Work request
Lines in the entries below where the word "Smart" shows up should each be copied.

**** Data extract

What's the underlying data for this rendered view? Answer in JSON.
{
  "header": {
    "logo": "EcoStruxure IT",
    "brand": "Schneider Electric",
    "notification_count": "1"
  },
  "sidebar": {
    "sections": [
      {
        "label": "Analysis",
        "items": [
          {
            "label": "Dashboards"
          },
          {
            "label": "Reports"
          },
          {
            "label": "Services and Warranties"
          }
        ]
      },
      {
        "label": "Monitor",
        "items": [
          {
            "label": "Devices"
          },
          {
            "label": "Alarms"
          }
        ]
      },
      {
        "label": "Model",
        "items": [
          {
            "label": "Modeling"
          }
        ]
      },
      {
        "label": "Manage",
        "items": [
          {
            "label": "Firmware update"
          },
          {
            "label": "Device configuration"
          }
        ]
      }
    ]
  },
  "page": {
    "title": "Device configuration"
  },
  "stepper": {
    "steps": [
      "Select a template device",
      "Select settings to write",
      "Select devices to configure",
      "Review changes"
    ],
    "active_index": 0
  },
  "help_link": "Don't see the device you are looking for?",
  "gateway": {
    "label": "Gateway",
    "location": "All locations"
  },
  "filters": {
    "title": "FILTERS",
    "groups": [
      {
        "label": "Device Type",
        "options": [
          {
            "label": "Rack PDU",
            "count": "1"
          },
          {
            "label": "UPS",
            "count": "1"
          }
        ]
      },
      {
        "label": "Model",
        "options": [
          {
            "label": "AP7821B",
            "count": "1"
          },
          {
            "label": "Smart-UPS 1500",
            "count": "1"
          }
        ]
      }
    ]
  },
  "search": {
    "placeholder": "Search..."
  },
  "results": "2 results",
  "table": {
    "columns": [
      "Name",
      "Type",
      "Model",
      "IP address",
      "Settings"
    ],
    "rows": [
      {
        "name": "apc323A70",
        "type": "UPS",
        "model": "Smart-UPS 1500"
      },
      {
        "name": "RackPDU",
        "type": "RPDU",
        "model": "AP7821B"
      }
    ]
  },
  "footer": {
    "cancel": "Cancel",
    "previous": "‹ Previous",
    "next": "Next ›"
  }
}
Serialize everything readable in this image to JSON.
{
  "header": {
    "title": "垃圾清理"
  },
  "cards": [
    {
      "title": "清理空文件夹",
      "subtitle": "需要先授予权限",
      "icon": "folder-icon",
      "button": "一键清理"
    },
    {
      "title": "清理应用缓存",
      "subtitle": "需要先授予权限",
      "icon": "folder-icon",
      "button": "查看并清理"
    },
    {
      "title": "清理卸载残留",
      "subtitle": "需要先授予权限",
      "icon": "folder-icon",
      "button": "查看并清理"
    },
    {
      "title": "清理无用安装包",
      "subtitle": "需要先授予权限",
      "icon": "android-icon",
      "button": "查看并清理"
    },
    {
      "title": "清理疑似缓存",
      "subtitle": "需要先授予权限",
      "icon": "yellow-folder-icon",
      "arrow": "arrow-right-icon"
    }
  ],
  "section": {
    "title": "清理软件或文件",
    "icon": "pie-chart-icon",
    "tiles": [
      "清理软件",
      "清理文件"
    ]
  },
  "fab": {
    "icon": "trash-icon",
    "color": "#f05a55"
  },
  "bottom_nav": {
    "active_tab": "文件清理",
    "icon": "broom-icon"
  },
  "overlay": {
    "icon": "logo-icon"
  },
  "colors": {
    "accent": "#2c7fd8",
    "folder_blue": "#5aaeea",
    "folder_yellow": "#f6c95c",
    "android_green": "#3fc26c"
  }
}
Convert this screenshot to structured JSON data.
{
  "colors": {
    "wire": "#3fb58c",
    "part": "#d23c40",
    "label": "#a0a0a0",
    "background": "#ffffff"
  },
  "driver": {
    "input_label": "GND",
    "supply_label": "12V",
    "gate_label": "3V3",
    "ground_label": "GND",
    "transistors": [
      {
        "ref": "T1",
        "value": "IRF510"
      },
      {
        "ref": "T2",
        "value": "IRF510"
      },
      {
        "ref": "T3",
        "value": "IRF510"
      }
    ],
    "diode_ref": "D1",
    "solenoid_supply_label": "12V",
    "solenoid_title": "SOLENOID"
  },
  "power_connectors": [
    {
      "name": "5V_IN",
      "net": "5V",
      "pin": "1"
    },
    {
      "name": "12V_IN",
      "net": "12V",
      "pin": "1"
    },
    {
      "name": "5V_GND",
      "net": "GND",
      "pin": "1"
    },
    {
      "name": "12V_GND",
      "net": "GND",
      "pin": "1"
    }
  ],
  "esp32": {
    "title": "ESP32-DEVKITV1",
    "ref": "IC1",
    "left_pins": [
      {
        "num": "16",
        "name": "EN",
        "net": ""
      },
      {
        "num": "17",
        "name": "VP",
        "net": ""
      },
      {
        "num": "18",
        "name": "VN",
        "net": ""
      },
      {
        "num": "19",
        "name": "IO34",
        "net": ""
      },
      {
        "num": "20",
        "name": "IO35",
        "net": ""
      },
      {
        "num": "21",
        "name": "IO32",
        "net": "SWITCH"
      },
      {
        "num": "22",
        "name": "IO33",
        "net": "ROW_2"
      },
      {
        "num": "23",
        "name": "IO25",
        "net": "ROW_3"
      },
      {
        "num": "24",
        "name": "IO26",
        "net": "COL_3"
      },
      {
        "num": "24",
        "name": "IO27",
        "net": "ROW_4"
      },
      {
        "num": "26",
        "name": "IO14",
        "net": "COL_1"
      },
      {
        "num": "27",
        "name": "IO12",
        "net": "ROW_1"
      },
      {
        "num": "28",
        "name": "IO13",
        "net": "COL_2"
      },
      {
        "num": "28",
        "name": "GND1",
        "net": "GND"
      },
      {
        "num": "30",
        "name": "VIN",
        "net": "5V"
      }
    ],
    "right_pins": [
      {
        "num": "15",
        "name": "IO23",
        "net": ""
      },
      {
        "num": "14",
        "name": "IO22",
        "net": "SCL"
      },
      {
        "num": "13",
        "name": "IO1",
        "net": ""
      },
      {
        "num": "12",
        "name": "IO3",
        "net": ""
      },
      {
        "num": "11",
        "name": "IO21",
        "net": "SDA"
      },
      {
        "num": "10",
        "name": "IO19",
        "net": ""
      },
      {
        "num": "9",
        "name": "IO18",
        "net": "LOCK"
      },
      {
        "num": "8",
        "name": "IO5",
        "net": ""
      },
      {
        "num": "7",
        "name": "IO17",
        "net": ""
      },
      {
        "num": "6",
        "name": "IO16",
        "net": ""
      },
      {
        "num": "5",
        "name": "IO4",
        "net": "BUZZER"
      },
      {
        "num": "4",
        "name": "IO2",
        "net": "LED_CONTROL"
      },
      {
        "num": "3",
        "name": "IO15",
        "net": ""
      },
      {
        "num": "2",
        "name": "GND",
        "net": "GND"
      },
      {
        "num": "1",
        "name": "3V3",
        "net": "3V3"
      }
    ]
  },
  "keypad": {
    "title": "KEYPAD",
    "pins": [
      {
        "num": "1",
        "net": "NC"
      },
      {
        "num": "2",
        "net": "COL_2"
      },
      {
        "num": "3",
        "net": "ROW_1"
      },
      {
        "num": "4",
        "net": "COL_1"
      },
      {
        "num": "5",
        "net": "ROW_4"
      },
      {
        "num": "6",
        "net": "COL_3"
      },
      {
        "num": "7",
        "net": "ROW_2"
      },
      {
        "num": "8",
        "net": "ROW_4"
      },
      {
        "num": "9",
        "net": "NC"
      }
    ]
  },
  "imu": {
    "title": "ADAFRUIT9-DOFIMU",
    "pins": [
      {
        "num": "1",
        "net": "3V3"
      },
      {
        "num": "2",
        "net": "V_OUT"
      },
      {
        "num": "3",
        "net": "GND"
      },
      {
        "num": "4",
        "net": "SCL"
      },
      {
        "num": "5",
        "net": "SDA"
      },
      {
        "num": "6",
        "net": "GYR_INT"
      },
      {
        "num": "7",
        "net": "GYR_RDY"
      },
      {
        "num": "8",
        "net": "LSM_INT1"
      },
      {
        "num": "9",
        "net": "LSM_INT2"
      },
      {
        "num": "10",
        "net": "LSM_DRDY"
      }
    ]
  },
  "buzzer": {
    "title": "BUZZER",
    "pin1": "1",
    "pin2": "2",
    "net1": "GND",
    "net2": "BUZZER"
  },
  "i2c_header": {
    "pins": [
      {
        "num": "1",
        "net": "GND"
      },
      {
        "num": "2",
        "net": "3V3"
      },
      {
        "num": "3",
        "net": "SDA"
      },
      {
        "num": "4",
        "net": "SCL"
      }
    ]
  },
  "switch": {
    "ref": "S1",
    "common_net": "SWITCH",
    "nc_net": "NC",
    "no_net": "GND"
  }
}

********

Task response
            "label": "Smart-UPS 1500",
        "model": "Smart-UPS 1500"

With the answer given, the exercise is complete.